> [ABOUT THIS TASK]: Examine the records below. Report how many of their lines contain the word "icon", with no other content.

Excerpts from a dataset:
········

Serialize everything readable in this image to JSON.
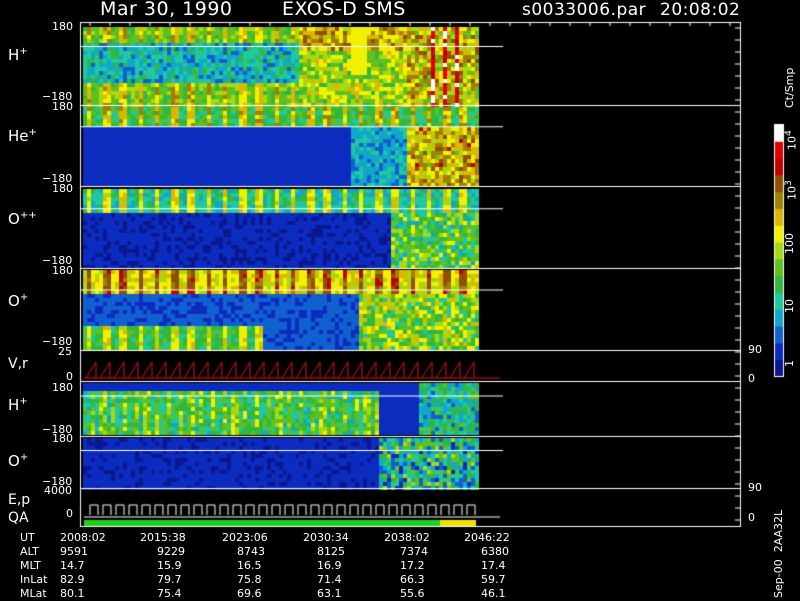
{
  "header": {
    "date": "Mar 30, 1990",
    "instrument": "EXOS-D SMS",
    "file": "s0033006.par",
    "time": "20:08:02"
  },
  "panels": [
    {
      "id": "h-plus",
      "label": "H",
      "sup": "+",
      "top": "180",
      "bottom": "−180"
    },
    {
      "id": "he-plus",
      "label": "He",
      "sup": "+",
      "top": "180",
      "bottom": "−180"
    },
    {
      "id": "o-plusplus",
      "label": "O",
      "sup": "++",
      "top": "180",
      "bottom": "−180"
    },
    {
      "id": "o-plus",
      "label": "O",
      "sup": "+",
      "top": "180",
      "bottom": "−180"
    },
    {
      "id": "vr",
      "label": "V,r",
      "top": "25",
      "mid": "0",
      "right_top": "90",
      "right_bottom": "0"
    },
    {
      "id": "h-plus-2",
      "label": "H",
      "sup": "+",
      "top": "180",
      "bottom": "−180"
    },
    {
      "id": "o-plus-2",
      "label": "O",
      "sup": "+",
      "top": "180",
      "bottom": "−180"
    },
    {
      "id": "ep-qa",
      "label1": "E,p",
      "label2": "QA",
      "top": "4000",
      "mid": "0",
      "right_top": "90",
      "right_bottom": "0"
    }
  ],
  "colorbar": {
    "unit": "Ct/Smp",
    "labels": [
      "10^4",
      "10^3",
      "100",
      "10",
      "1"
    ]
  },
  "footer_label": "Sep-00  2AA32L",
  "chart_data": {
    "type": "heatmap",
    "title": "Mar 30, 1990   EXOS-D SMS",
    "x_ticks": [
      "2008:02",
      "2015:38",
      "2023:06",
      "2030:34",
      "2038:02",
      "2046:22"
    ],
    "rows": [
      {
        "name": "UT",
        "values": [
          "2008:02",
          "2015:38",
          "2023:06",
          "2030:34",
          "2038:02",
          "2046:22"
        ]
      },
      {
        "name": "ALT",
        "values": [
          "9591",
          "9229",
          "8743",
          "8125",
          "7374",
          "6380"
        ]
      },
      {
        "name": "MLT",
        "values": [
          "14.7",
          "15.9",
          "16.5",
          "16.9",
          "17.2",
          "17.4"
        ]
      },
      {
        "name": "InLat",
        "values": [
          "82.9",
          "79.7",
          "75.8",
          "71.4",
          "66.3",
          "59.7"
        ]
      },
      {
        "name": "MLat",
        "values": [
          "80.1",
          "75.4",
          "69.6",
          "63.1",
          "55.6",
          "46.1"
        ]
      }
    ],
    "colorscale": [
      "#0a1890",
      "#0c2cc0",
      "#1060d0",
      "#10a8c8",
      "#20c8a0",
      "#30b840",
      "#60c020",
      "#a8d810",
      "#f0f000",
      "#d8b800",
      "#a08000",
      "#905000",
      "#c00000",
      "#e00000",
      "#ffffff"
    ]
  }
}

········

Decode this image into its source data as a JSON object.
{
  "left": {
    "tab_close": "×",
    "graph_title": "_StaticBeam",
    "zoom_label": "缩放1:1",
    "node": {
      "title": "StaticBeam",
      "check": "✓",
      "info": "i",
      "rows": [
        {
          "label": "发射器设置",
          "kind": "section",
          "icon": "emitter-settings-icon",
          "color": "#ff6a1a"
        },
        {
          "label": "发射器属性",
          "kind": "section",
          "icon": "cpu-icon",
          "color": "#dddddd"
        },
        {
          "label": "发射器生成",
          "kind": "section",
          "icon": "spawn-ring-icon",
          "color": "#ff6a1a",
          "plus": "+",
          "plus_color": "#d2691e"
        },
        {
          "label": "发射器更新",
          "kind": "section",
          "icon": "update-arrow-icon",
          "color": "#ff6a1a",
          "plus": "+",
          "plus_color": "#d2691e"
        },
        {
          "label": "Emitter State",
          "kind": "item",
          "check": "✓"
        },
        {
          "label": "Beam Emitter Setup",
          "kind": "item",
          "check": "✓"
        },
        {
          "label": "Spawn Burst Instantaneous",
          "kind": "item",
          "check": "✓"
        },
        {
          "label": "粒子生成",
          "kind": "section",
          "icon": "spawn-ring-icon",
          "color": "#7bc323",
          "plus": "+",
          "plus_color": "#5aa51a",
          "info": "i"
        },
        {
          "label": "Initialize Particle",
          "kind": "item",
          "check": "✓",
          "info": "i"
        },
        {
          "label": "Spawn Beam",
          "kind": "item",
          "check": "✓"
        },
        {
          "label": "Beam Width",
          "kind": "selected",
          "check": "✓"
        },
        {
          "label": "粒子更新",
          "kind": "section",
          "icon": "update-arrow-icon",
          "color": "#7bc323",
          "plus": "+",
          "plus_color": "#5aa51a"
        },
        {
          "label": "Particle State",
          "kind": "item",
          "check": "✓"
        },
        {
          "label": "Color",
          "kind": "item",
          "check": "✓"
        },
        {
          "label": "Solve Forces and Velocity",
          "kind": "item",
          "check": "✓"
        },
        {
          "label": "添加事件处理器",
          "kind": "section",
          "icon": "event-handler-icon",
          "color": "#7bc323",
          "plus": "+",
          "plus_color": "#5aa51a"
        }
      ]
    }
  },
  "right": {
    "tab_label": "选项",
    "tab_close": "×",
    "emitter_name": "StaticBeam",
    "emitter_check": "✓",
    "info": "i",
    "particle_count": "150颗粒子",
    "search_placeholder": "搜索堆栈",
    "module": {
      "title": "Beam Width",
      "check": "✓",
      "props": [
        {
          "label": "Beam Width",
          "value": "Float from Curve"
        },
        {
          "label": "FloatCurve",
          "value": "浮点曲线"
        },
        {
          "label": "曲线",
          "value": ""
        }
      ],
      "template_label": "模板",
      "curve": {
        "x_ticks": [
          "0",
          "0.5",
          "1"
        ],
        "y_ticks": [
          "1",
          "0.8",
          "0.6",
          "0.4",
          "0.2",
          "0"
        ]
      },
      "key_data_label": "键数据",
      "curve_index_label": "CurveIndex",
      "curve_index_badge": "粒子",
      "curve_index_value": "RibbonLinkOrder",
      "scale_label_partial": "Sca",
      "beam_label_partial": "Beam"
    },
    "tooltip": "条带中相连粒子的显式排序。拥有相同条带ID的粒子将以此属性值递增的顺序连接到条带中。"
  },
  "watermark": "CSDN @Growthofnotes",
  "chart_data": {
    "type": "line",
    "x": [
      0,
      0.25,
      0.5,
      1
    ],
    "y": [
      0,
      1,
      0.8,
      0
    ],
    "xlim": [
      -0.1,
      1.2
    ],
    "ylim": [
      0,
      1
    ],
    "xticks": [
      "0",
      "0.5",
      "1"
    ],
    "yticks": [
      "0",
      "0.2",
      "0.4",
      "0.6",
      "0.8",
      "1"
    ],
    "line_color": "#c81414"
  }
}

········

> [THE ANSWER]: 7